Norms and Tactics in Peasant Volost Court Appeals, 1889-1917," Russian Review 59, 3 (2000): 408-24; Jane Burbank, Russian Peasants Go to Court: Legal Culture in the Countryside, 1905-1917 (Bloomington: Indiana University Press, 2004); and Corinne Gaudin, Ruling Peasants: Village and State in Late Imperial Russia (DeKalb: Northern Illinois University Press, 2007).
These are underpinned by a pervasive militarism and notoriously harsh "penal backup." If the Gulag inheritance is obvious in aspects of how people are punished in Putin's Russia, there are echoes linking both Liudmila's and Sonia's experiences to more distant penal practices originating in the self-regulatory peasant commune and volost' (township) court, and in the punitive powers of the gentry (pomeshchik) and imperial Russian state.
(15) Finally, Russian peasants overwhelmed the volost ' (township) courts with property disputes and other civil actions, and although these cases were governed by customary law and technically off-limits to professional advocates, peasants sometimes turned to the consultation bureaus for assistance with their volost' claims.
In 1882, it published Arsen'ev's "liberal program," which included freedom of the press, freedom of conscience, personal inviolability, educational reform, rural land and tax reform, and the establishment of an all-estate volost' (rural township or canton, a self-government unit below the district zemstvo).
In a manner similar to Jane Burbank's arguments on the volost' courts, McReynolds argues that Russian juries were relatively autonomous in their "legal values," but she glosses over the consequences of such legal values (111).
(18) Sevsk district comprised the Komaritskaia court peasants' canton (dvortsovaia volost'), which provided about 5,000 men for service in dragoon regiments.

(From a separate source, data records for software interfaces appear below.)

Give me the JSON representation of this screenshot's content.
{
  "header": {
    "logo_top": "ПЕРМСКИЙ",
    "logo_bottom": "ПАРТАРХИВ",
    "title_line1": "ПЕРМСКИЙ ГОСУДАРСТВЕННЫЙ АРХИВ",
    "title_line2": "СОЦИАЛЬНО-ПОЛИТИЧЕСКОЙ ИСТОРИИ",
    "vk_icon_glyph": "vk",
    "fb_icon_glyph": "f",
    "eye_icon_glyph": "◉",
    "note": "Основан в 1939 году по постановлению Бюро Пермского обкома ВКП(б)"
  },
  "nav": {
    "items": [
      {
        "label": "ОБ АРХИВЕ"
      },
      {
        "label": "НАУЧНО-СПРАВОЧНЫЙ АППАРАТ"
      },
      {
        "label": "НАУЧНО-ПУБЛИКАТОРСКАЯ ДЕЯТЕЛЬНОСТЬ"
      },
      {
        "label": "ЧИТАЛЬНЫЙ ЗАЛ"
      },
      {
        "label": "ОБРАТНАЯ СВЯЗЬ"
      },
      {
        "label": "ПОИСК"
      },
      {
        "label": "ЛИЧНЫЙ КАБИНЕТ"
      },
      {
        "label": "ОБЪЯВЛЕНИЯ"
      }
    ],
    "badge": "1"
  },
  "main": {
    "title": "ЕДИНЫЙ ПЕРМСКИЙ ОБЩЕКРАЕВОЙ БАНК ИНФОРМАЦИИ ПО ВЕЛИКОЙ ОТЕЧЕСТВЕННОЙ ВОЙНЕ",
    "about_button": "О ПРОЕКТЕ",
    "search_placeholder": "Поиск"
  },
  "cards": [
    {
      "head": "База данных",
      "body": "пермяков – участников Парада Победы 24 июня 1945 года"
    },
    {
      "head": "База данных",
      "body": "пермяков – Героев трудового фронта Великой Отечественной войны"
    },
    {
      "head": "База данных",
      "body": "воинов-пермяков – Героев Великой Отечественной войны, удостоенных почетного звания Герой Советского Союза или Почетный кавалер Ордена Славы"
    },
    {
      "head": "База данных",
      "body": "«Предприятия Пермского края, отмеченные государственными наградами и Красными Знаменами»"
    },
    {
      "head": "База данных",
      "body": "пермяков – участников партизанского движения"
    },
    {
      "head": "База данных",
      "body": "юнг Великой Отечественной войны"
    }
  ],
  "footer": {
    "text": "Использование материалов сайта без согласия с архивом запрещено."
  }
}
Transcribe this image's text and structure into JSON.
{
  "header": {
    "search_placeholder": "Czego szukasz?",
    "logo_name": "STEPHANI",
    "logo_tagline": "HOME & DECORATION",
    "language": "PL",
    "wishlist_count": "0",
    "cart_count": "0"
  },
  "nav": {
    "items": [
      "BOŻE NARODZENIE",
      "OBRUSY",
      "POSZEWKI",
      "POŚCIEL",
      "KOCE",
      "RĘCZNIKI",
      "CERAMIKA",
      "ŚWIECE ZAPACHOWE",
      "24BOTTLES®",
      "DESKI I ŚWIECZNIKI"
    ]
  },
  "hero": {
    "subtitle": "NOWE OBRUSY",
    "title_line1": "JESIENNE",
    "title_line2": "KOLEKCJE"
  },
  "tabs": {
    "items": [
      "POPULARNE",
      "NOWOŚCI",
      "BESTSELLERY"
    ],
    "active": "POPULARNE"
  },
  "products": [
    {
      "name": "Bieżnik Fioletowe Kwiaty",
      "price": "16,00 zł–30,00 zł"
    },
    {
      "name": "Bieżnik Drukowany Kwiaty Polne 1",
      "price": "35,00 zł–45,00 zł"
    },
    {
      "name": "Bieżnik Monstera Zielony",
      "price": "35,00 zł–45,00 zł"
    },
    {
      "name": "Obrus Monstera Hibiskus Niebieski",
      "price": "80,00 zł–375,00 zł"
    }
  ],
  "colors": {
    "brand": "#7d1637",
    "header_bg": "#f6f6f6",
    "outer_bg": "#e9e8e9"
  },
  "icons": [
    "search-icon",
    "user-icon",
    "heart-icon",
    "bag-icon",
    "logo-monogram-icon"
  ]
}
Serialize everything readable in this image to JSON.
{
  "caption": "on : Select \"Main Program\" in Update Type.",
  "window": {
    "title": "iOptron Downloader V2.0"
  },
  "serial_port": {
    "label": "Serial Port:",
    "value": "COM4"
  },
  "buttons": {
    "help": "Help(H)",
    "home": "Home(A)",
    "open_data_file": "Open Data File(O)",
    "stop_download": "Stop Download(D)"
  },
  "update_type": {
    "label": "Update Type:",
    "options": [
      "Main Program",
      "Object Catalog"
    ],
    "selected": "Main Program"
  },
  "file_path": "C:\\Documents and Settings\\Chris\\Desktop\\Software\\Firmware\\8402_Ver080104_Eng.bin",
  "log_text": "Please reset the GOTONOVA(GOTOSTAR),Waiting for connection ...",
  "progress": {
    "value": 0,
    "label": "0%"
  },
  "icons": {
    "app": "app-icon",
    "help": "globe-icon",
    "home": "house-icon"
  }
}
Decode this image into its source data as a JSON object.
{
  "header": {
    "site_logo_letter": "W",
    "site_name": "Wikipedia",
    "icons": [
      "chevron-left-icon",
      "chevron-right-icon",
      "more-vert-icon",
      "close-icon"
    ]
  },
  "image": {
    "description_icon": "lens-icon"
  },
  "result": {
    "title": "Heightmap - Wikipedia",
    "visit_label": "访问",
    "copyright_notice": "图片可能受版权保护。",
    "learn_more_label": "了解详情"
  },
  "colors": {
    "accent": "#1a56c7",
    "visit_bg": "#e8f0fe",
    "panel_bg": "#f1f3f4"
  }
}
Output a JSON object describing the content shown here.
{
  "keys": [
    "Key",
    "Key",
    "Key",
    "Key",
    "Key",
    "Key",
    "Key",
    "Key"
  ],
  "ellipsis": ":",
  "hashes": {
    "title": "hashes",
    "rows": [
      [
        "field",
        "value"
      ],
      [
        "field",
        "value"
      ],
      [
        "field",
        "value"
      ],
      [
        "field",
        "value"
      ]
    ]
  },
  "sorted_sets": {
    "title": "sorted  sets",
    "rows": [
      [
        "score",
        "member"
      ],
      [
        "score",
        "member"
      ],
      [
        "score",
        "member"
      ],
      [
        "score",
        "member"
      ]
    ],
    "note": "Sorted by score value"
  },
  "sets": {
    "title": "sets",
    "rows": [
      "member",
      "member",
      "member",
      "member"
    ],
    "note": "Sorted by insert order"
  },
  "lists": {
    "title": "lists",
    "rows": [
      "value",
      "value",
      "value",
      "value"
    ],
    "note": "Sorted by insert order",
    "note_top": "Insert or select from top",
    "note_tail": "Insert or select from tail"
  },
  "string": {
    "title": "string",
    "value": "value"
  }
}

These took place in Fergana relatively late: surveying had started in 1889 and covered the whole district of Andijan (and one volost'in Osh district) in 1893, Margelan in 1896, Namangan in 1899, and Kokand in 1902.